WHAT IS REQUIRED: Only the lines holding the string "контракта" are needed; copy each of them from the data.

(MATERIAL TO PROCESS Opens)

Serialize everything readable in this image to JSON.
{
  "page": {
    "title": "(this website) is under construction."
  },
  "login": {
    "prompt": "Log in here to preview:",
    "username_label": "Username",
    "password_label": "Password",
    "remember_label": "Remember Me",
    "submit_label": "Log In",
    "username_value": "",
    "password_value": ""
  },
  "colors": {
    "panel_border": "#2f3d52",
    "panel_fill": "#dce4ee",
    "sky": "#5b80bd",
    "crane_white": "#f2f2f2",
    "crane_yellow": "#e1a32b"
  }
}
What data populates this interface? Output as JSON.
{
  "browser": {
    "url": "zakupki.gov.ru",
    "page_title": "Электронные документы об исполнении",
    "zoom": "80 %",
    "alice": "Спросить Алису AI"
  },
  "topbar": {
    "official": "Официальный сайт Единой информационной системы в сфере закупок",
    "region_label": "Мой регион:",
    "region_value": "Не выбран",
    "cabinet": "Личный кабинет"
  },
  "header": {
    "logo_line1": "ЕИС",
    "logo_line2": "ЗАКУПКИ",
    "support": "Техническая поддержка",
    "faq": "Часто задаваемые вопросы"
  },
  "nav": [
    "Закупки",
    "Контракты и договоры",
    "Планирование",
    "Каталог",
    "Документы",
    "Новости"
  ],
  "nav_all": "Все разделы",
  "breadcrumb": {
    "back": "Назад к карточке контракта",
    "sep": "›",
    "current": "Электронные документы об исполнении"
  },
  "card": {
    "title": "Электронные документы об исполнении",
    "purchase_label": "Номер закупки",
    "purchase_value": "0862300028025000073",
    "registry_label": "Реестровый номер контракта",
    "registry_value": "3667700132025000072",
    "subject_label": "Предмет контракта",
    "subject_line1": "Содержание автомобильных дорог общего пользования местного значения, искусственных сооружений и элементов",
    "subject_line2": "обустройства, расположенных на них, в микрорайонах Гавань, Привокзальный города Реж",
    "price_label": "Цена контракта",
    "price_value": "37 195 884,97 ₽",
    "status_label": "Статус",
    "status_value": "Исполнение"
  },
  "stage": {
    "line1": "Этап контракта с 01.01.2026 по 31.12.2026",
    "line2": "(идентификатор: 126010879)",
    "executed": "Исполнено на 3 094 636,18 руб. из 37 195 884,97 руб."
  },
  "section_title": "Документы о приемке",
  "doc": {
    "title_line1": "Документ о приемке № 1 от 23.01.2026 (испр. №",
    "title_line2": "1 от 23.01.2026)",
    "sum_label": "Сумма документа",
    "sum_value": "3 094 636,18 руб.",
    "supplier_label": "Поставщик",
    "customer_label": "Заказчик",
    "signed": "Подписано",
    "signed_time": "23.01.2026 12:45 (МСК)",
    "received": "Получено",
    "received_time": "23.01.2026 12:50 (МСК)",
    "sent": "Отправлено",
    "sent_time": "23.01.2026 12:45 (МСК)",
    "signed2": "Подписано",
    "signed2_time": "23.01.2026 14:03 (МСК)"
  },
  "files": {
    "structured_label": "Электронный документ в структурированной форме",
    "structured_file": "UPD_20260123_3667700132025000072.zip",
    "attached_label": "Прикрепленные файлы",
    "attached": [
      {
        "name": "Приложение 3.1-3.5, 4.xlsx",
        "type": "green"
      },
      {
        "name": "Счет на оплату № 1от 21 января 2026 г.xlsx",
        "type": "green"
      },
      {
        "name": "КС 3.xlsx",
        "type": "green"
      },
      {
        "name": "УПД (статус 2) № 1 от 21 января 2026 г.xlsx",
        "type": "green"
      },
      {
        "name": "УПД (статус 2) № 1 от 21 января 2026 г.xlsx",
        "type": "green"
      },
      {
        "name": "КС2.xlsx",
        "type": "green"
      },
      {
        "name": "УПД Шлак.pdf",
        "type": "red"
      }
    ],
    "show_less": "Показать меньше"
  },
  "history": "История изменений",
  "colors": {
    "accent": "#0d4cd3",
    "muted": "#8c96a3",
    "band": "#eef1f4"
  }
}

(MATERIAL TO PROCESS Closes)

TASK SOLUTION:
    "back": "Назад к карточке контракта",
    "registry_label": "Реестровый номер контракта",
    "subject_label": "Предмет контракта",
    "price_label": "Цена контракта",
    "line1": "Этап контракта с 01.01.2026 по 31.12.2026",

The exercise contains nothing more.